Despite this increase, Whales and other marine life are still threatened by human activities and our impact on the ocean, including entanglement in fishing gear and marine debris, boat collisions / vessel strikes, plastic ingestion, chemical pollution and climate induced ecosystem change.

We hope that the Tasmania Fluke Project can help raise awareness about the importance of Tasmania to the east Australian Humpback Whale population as a migratory stopover.

You can help by sending any fluke images you would like to contribute to Dr Mads (madeleine.brasier@utas.edu.au or @madsbrasier on Instagram), by reporting any sightings of entangled Whales to the Tasmanian Whale hotline (0427 942 537) and of course by actively supporting Ocean conservation.

The logo of the Tasmania Fluke Project

Here are some of the easiest ways to help the Whales and our Oceans: 

  1. Support responsible whale watching companies 
  2. Abide by national whale watching guidelines when you are on the water
  3. Eat less seafood and only eat seafood from sustainable sources (check out the sustainable seafood guide
  4. Reduce your plastic use and keep the Seas clean by disposing of rubbish responsibly
  5. Help clean up our beaches and waterways
A powerful peduncle throw performed by a Humpback Whale on tour with Wild Ocean Tasmania
Another powerful peduncle throw, performed by one of the Humpback Whales we spotted on our tour.

Hope you have been enjoying the Whales this season, if you haven’t seen them yet, make sure you get out there (you can book your tickets here).

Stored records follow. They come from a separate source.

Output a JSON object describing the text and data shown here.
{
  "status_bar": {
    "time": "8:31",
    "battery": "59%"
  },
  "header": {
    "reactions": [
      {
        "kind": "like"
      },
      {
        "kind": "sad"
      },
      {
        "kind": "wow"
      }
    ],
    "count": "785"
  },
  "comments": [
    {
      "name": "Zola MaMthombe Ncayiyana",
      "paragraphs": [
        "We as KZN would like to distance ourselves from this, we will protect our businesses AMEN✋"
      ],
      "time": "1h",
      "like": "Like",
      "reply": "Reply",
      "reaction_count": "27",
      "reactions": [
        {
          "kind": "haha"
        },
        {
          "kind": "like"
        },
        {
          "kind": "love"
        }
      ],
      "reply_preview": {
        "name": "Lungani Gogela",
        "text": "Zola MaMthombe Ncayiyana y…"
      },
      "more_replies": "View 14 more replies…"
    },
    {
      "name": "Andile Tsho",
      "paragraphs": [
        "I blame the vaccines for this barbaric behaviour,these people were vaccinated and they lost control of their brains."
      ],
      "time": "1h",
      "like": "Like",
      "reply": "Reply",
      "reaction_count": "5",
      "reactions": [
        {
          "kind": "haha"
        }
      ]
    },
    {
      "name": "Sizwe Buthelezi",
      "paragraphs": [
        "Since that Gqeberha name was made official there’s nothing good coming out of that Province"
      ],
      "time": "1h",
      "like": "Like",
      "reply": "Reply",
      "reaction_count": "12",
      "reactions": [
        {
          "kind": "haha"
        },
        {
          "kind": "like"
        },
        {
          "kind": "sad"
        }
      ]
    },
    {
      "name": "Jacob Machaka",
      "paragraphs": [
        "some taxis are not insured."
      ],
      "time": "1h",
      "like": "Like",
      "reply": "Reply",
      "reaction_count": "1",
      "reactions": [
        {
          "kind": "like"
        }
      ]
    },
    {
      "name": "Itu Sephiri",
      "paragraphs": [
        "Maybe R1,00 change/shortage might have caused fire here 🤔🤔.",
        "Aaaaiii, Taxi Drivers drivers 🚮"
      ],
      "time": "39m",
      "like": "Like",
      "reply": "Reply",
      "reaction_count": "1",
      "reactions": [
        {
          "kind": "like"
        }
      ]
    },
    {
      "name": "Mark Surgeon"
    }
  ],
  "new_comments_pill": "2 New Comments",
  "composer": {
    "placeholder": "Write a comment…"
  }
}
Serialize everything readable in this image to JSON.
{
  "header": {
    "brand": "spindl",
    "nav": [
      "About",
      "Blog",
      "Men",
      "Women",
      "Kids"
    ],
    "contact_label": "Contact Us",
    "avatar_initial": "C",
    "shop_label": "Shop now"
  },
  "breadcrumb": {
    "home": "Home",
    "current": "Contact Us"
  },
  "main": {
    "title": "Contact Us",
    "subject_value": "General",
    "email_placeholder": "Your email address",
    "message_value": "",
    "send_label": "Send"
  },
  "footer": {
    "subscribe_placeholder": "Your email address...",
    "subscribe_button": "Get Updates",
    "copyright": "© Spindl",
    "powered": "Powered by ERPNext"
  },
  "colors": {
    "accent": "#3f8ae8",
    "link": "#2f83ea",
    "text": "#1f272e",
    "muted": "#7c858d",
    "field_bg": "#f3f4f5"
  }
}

If you’d like to stay up to date with the sightings that we’ve had and the fluke images that have been captured along the Tasmanian East coast, check out our project page on ‘Happywhale’ at https://happywhale.com/org/878